● **Source information**:

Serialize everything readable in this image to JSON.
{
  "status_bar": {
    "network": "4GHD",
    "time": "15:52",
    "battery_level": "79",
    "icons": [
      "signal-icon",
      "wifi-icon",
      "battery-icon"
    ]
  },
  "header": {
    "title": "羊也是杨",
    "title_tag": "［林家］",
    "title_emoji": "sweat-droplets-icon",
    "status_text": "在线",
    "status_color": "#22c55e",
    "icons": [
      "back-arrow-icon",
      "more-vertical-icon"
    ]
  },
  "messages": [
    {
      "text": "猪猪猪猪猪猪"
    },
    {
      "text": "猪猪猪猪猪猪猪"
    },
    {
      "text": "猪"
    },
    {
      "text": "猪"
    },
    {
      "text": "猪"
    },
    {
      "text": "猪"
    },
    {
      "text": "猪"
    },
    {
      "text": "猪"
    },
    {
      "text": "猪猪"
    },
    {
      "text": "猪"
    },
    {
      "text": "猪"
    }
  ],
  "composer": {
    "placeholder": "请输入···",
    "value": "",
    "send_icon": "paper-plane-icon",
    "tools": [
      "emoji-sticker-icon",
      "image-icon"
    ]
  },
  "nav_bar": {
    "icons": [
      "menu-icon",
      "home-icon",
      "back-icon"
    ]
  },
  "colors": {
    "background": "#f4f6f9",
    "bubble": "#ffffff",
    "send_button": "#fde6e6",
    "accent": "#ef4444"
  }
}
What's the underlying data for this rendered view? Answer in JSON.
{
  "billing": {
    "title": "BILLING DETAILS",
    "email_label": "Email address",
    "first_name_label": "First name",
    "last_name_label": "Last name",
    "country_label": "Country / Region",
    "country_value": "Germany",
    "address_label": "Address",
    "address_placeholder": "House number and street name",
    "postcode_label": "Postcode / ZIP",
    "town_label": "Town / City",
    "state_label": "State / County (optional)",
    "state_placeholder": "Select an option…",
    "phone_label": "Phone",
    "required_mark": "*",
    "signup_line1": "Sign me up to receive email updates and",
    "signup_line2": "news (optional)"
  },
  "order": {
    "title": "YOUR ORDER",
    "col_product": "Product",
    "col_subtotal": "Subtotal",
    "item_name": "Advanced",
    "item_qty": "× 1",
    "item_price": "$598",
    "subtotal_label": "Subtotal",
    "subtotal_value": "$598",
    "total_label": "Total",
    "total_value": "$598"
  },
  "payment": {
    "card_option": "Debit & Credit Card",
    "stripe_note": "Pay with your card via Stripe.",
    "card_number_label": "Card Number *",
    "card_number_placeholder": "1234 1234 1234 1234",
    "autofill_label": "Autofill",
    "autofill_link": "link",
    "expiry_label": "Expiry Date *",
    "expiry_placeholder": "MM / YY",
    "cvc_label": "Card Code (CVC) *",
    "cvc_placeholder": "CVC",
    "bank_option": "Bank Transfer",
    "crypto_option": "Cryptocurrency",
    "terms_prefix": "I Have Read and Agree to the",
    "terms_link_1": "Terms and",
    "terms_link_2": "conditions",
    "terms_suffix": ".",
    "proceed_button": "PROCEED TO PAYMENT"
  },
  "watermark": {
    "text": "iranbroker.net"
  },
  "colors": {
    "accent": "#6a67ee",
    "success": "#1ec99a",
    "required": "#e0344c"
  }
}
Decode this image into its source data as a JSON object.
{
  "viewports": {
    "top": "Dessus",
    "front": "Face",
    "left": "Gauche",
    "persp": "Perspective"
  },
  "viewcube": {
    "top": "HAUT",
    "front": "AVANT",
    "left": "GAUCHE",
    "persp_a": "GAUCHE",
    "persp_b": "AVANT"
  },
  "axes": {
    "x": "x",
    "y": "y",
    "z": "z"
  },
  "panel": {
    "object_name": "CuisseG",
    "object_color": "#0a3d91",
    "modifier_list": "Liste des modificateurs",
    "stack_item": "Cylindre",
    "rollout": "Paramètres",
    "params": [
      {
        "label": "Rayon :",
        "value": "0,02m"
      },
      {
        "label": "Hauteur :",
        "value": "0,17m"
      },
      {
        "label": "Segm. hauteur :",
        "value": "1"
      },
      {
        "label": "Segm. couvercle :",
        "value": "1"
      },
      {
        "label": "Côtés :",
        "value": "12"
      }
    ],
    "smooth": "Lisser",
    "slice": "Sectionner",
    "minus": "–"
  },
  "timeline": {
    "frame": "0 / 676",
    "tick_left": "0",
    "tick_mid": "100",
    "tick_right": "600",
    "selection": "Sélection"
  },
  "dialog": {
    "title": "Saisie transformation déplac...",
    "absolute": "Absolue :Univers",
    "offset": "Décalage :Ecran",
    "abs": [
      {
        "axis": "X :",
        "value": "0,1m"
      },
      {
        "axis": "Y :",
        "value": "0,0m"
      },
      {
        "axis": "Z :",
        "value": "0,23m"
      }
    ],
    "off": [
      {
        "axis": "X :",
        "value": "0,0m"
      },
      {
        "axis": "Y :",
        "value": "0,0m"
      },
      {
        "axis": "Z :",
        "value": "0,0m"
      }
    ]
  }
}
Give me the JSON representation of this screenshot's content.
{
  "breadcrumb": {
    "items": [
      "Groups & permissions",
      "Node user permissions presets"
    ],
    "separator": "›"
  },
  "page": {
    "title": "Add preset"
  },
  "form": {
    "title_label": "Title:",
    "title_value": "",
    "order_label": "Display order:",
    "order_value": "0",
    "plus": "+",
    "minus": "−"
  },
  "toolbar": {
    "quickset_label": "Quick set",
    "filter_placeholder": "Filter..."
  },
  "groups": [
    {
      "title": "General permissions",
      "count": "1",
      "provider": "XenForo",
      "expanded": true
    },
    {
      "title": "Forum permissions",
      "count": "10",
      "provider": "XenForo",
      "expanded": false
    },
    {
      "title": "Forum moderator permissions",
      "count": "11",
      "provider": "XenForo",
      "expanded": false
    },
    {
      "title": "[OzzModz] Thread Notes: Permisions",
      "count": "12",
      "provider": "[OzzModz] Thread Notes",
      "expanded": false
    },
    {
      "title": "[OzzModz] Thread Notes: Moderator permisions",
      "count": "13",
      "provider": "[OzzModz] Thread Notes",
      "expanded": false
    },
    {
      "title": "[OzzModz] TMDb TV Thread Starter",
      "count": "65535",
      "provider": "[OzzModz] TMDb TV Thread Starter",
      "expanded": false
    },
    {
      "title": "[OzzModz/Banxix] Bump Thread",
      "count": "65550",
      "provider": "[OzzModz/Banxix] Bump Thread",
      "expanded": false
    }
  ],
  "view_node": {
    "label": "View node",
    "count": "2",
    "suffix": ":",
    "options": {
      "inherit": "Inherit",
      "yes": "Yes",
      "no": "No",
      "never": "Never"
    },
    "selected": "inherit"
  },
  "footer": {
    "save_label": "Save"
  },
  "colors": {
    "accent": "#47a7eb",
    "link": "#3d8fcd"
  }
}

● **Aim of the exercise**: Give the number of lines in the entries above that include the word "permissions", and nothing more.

● **Expected answer**: 5